Brian Bonsall is an actor primarily known his role as a child star on ‘Family Ties’ and for his role on ‘Star Trek: The Next Generation.’
As a child, Brian Bonsall made his television debut in the sitcom Family Ties, where he played the youngest member of the Keaton family. He later had small film parts and a reoccuring role on Star Trek: The Next Generation. Bonsall quit acting in 1995. He has since founded a number of punk rock bands as well as had a couple of highly publicized run-ins with the law.
Early Life and Child Star
Actor Brian Eric Bonsall was born in Torrance, California, on December 3, 1981. He started his career at the tender age of 4 when in September 1986, he made his debut as Andrew, the youngest member of the Keaton clan on the popular '80s sitcom Family Ties (1982-89).

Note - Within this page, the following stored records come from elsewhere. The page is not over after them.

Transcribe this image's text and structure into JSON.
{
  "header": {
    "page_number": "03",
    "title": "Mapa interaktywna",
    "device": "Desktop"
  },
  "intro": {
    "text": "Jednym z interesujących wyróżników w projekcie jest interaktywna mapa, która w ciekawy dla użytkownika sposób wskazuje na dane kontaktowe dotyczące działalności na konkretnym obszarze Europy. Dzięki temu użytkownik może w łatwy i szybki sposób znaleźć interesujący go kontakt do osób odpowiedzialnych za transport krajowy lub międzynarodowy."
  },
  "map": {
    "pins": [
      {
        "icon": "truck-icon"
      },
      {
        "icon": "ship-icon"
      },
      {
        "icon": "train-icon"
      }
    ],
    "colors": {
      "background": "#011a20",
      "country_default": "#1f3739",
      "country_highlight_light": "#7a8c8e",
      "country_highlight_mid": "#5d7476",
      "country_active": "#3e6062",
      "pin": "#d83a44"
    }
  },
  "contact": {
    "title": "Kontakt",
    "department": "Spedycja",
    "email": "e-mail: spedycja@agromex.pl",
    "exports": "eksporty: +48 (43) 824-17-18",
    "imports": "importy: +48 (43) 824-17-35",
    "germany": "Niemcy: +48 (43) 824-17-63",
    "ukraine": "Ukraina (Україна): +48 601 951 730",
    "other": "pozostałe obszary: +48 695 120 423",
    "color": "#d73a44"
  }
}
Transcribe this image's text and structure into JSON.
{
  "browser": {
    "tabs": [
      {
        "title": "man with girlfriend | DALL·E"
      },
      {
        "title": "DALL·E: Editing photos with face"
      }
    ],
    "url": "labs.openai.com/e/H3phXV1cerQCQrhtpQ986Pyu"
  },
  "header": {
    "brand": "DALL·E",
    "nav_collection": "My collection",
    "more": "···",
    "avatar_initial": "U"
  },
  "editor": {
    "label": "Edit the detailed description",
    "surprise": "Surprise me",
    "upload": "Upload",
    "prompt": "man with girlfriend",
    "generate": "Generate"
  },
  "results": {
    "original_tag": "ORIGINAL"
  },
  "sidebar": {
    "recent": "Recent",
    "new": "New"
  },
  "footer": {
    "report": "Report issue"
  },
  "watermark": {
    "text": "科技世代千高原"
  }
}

According to some accounts, his three-year stint on the show wasn't always easy. In a 1988 TV Guide article, his mother, Kathleen Bonsall, expressed concern over how Brian was treated on the set. "One of my concerns is that people treat him too much like an adult sometimes," said his mother, an aspiring actress who also worked as Brian's manager. "If Brian is doing something fun and has to stop for work, they say he doesn't want to be here. But he loves to perform. If he didn't, I wouldn't have him here. I want a healthy child."
When Family Ties ended in 1989, Bonsall appeared in television movies and the 1992 feature film Mikey, playing a homicidal boy who turns against his adoptive parents. His biggest show after Family Ties, however, was Star Trek: The Next Generation (1987-98), on which he played the recurring role of Alexander Rozhenko, the part-Klingon son of Worf.
Other Projects and Legal Issues
Bonsall stepped away from acting in 1995 and enrolled in high school in Colorado. There, he developed an interest in punk music. He later started a number of punk bands, including Late Bloomers and Thruster. In 2007, he made headlines for allegedly assaulting his girlfriend. Bonsall ultimately pleaded guilty to third-degree assault charges (other charges were dismissed) and was sentenced to two years’ probation. He had another run-in with the law in 2009 which resulted in assault charges.